An R Introduction to Statistics

Wilcoxon Signed-Rank Test

Two data samples are matched if they come from repeated observations of the same subject. Using the Wilcoxon Signed-Rank Test, we can decide whether the corresponding data population distributions are identical without assuming them to follow the normal distribution.


In the built-in data set named immer, the barley yield in years 1931 and 1932 of the same field are recorded. The yield data are presented in the data frame columns Y1 and Y2.

> library(MASS)         # load the MASS package 
> head(immer) 
  Loc Var    Y1    Y2 
1  UF   M  81.0  80.7 
2  UF   S 105.4  82.3 


Without assuming the data to have normal distribution, test at .05 significance level if the barley yields of 1931 and 1932 in data set immer have identical data distributions.


The null hypothesis is that the barley yields of the two sample years are identical populations. To test the hypothesis, we apply the wilcox.test function to compare the matched samples.
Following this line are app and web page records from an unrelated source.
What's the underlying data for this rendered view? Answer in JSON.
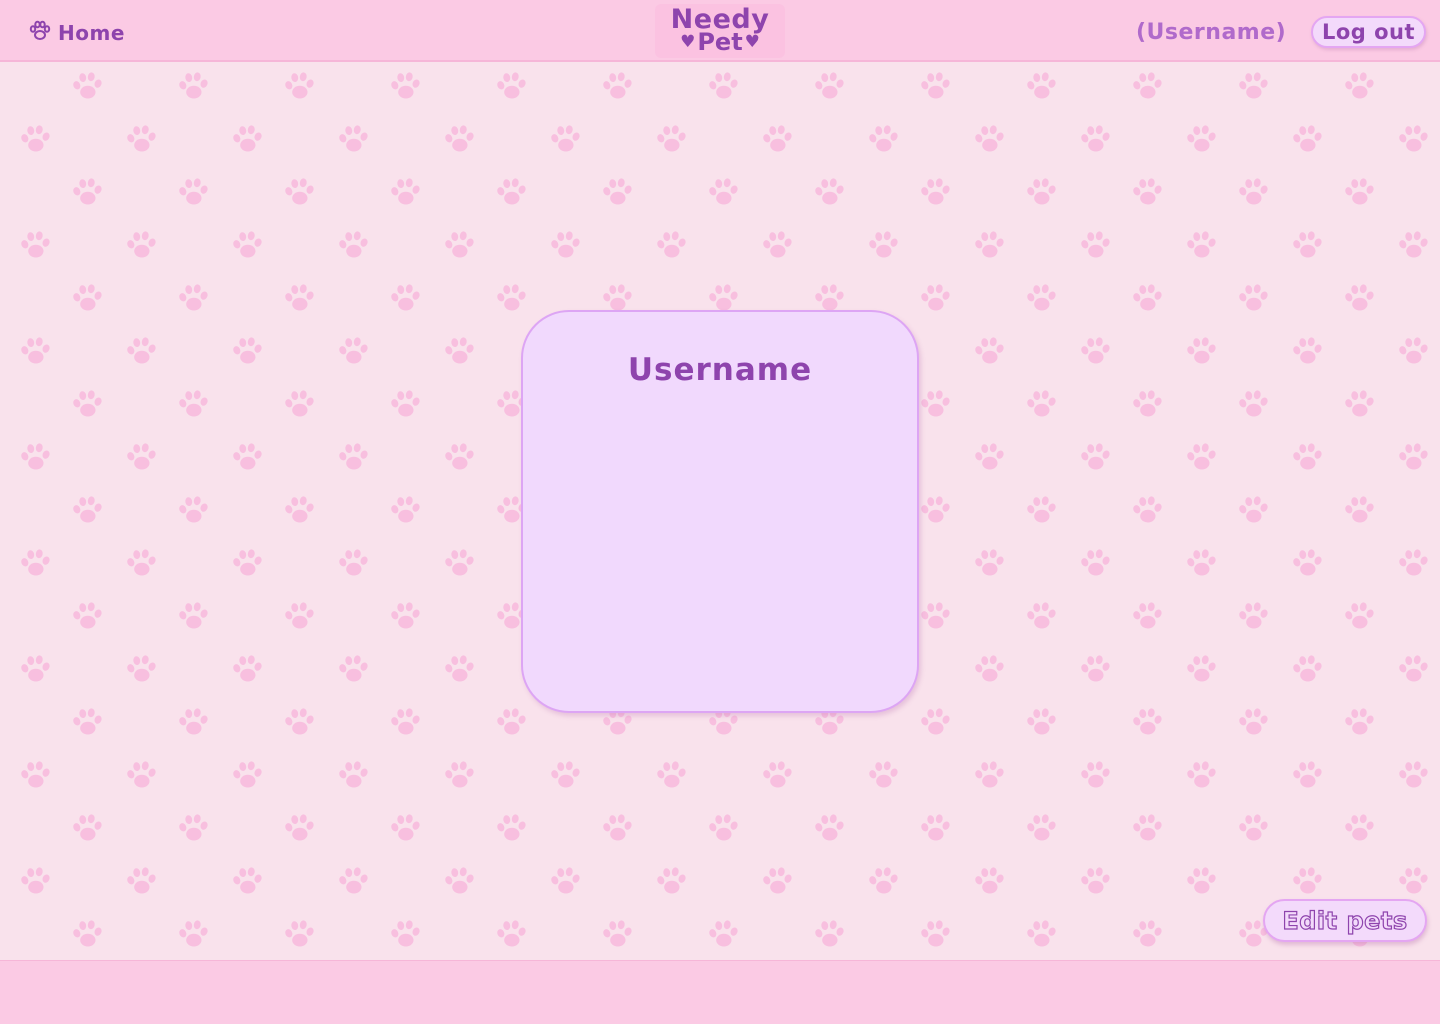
{
  "header": {
    "home_label": "Home",
    "home_icon": "paw-icon",
    "logo_line1": "Needy",
    "logo_line2": "Pet",
    "logo_heart": "♥",
    "username_display": "(Username)",
    "logout_label": "Log out"
  },
  "main": {
    "profile_card_title": "Username"
  },
  "actions": {
    "edit_pets_label": "Edit pets"
  },
  "colors": {
    "background": "#f9e2ec",
    "header_bg": "#fbcae4",
    "accent_purple": "#8e44ad",
    "card_bg": "#f1d9fd",
    "card_border": "#dda5f4",
    "paw_pattern": "#f8bfdf"
  },
  "background_pattern_icon": "paw-print-icon"
}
For the paired test, we set the "paired" argument as TRUE. As the p-value turns out to be 0.005318, and is less than the .05 significance level, we reject the null hypothesis.

> wilcox.test(immer$Y1, immer$Y2, paired=TRUE) 
        Wilcoxon signed rank test with continuity correction 
data:  immer$Y1 and immer$Y2 
V = 368.5, p-value = 0.005318 
alternative hypothesis: true location shift is not equal to 0 
Warning message: 
In wilcox.test.default(immer$Y1, immer$Y2, paired = TRUE) : 
  cannot compute exact p-value with ties
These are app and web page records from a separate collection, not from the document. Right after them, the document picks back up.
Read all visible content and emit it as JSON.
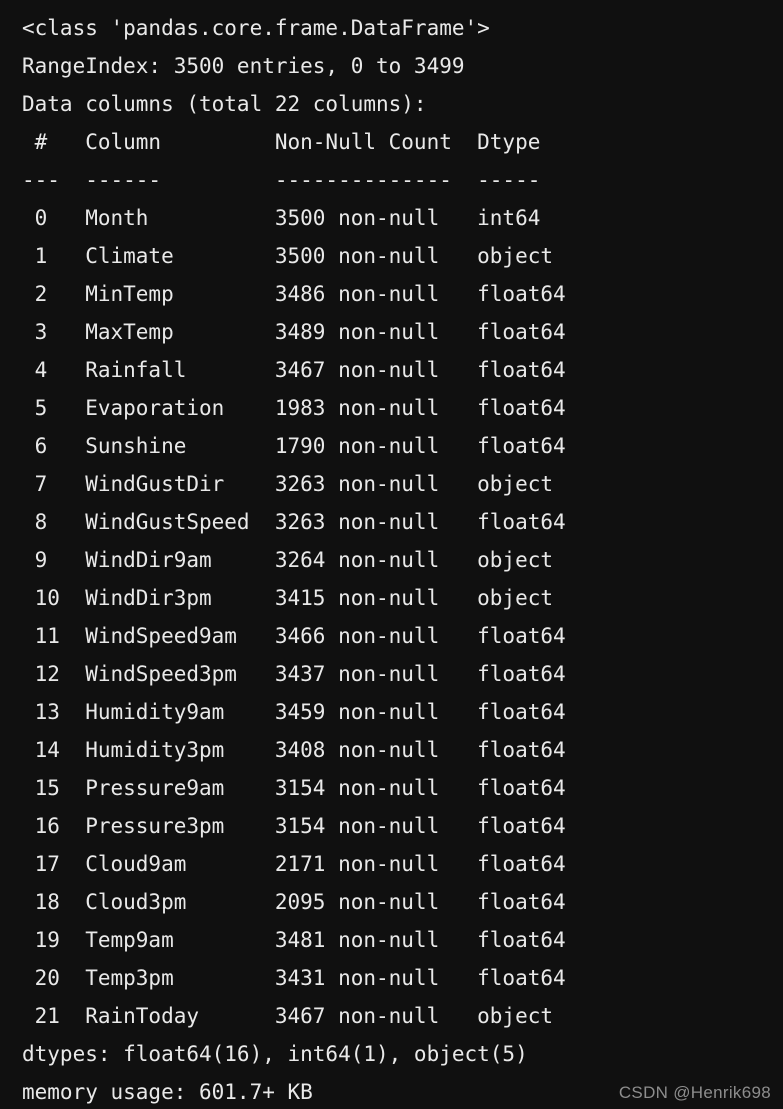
{
  "terminal": {
    "background_color": "#101010",
    "text_color": "#e9e9e9",
    "header_class_line": "<class 'pandas.core.frame.DataFrame'>",
    "range_index_line": "RangeIndex: 3500 entries, 0 to 3499",
    "data_columns_line": "Data columns (total 22 columns):",
    "table_header_line": " #   Column         Non-Null Count  Dtype  ",
    "table_rule_line": "---  ------         --------------  -----  ",
    "rows": [
      " 0   Month          3500 non-null   int64  ",
      " 1   Climate        3500 non-null   object ",
      " 2   MinTemp        3486 non-null   float64",
      " 3   MaxTemp        3489 non-null   float64",
      " 4   Rainfall       3467 non-null   float64",
      " 5   Evaporation    1983 non-null   float64",
      " 6   Sunshine       1790 non-null   float64",
      " 7   WindGustDir    3263 non-null   object ",
      " 8   WindGustSpeed  3263 non-null   float64",
      " 9   WindDir9am     3264 non-null   object ",
      " 10  WindDir3pm     3415 non-null   object ",
      " 11  WindSpeed9am   3466 non-null   float64",
      " 12  WindSpeed3pm   3437 non-null   float64",
      " 13  Humidity9am    3459 non-null   float64",
      " 14  Humidity3pm    3408 non-null   float64",
      " 15  Pressure9am    3154 non-null   float64",
      " 16  Pressure3pm    3154 non-null   float64",
      " 17  Cloud9am       2171 non-null   float64",
      " 18  Cloud3pm       2095 non-null   float64",
      " 19  Temp9am        3481 non-null   float64",
      " 20  Temp3pm        3431 non-null   float64",
      " 21  RainToday      3467 non-null   object "
    ],
    "dtypes_line": "dtypes: float64(16), int64(1), object(5)",
    "memory_usage_line": "memory usage: 601.7+ KB",
    "columns_detail": {
      "headers": [
        "#",
        "Column",
        "Non-Null Count",
        "Dtype"
      ],
      "entries": [
        {
          "index": "0",
          "column": "Month",
          "non_null": "3500 non-null",
          "dtype": "int64"
        },
        {
          "index": "1",
          "column": "Climate",
          "non_null": "3500 non-null",
          "dtype": "object"
        },
        {
          "index": "2",
          "column": "MinTemp",
          "non_null": "3486 non-null",
          "dtype": "float64"
        },
        {
          "index": "3",
          "column": "MaxTemp",
          "non_null": "3489 non-null",
          "dtype": "float64"
        },
        {
          "index": "4",
          "column": "Rainfall",
          "non_null": "3467 non-null",
          "dtype": "float64"
        },
        {
          "index": "5",
          "column": "Evaporation",
          "non_null": "1983 non-null",
          "dtype": "float64"
        },
        {
          "index": "6",
          "column": "Sunshine",
          "non_null": "1790 non-null",
          "dtype": "float64"
        },
        {
          "index": "7",
          "column": "WindGustDir",
          "non_null": "3263 non-null",
          "dtype": "object"
        },
        {
          "index": "8",
          "column": "WindGustSpeed",
          "non_null": "3263 non-null",
          "dtype": "float64"
        },
        {
          "index": "9",
          "column": "WindDir9am",
          "non_null": "3264 non-null",
          "dtype": "object"
        },
        {
          "index": "10",
          "column": "WindDir3pm",
          "non_null": "3415 non-null",
          "dtype": "object"
        },
        {
          "index": "11",
          "column": "WindSpeed9am",
          "non_null": "3466 non-null",
          "dtype": "float64"
        },
        {
          "index": "12",
          "column": "WindSpeed3pm",
          "non_null": "3437 non-null",
          "dtype": "float64"
        },
        {
          "index": "13",
          "column": "Humidity9am",
          "non_null": "3459 non-null",
          "dtype": "float64"
        },
        {
          "index": "14",
          "column": "Humidity3pm",
          "non_null": "3408 non-null",
          "dtype": "float64"
        },
        {
          "index": "15",
          "column": "Pressure9am",
          "non_null": "3154 non-null",
          "dtype": "float64"
        },
        {
          "index": "16",
          "column": "Pressure3pm",
          "non_null": "3154 non-null",
          "dtype": "float64"
        },
        {
          "index": "17",
          "column": "Cloud9am",
          "non_null": "2171 non-null",
          "dtype": "float64"
        },
        {
          "index": "18",
          "column": "Cloud3pm",
          "non_null": "2095 non-null",
          "dtype": "float64"
        },
        {
          "index": "19",
          "column": "Temp9am",
          "non_null": "3481 non-null",
          "dtype": "float64"
        },
        {
          "index": "20",
          "column": "Temp3pm",
          "non_null": "3431 non-null",
          "dtype": "float64"
        },
        {
          "index": "21",
          "column": "RainToday",
          "non_null": "3467 non-null",
          "dtype": "object"
        }
      ]
    }
  },
  "watermark": {
    "text": "CSDN @Henrik698",
    "color": "#8d8d8d"
  }
}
At .05 significance level, we conclude that the barley yields of 1931 and 1932 from the data set immer are nonidentical populations.